Arts In Action | Testimony Series | Sharon Jackson
Don’t procrastinate! I feel like I tell my college students this every day. I want them to succeed, and nothing is more frustrating than receiving haphazard work or panicked emails hours before a deadline. But without procrastinating practicing my alto horn solo at a music conservatory when I was a 13, I would have completely altered my path in life and my walk with Christ.
The summer of the first year of TAM Conservatory my parents were the DYS’ at Star Lake Camp, where TAMC Chapter One happened. My dad was giving Carol Jaudes a tour of the camp while I was at a music conservatory there. I was supposed to be practicing my solo for Soloist Night in a few days, but instead I decided to say a quick hi to my dad. When Carol saw me she asked me why I hadn’t auditioned for TAMC. In my head I was thinking, “This lady is nuts! I’m not good enough for this conservatory! I was Townsperson 1 in my sixth grade production of Cinderella. I’ve peaked!” I of course didn’t say that. I just shrugged. Carol was having none of that. As if out of thin air, she pulled a page long monologue out and told me she would be back after the tour for my TAMC audition. And there went my entire solo practice time. I worked fervently to figure out how to perform this monologue. I practiced and practiced. Time was ticking away. After a couple minutes Carol came back. Now was the time. To this day, I couldn’t even tell you what the monologue was about. All I remember was fumbling through the words and some really awkward silences when I forgot where I was on the page. After I made it through Carol smiled and said, “We’ll see you in August.”
That August I spent a week delving deeply into acting techniques, performances, and discussions. It was terrifying. I think I spent every improv elective frozen in absolute fear that Chris Stoker or Ian Evans would call on me to participate. But what got me through the fear of that week was the fact that everything ultimately came back to the fact that no matter your preferred medium, we are doing this as an act of worship. And as an act of worship, shouldn’t we be pursuing excellence?
The people I met and the skills I built in my first TAMC (and the other 10+ I’ve attended since) have led me down a life path that I wouldn’t change for the world. I pursued a degree in theatre where I continued to build on my love of musical theatre but also discovered how much I adore the logistical and administrative side of stage management and producing. I did CAST for six summers of my life, three as a CAST member and three as the CAST Assistant. I’ve taught acting, singing, dance, and yes, even improv. Beyond the individual experiences, I was able to hone my ability to think critically, express and advocate for myself and other, communicate and inspire, and enjoy the journey and not just the results. These are the tenets that inspire me as I work with my college students every day. I encourage them to pursue excellence in everything they do, to have grace with others and themselves, and to take a step back and assess.
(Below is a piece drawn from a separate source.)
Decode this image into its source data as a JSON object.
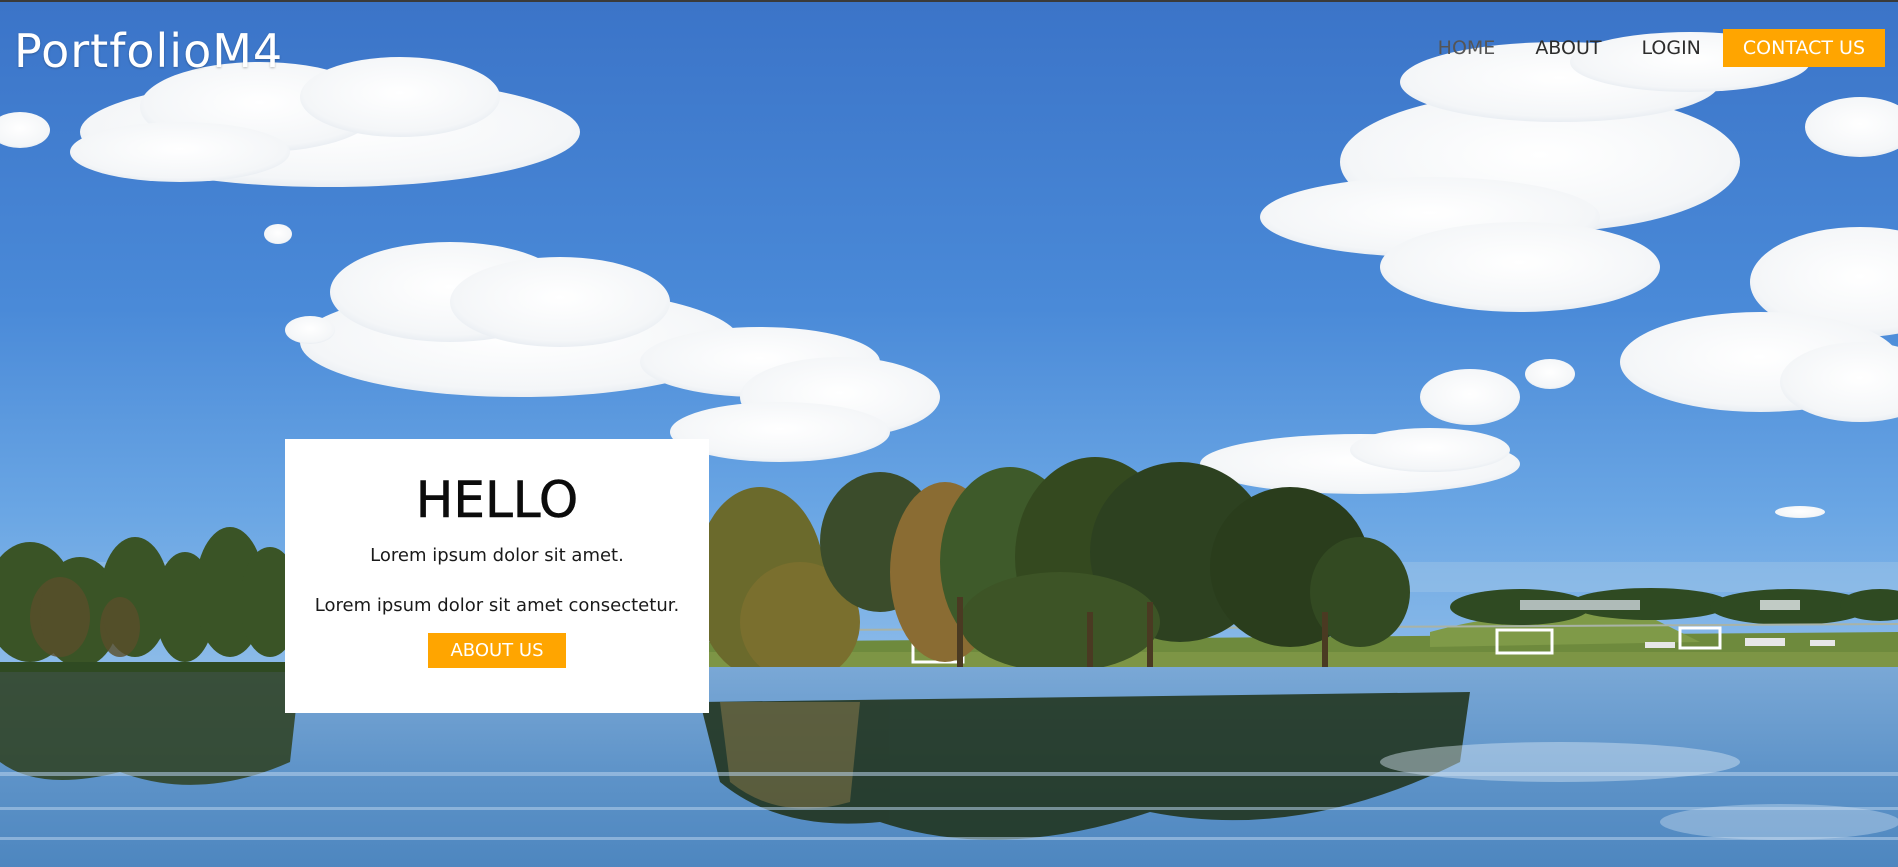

As a follower of Christ, participation in arts ministries has completely changed my relationship to Christ and understanding of worship. It is why I was able to continue my walk through high school, college, and beyond. Singing, acting, dancing, and even calling a show from the booth in the back of the house has become an act of worship. So though I always tell my students they shouldn’t procrastinate, I wouldn’t have changed the afternoon that became a catalyst for my life or walk with Christ for the world. So I guess, sometimes it’s ok to procrastinate! Just don’t tell my students that!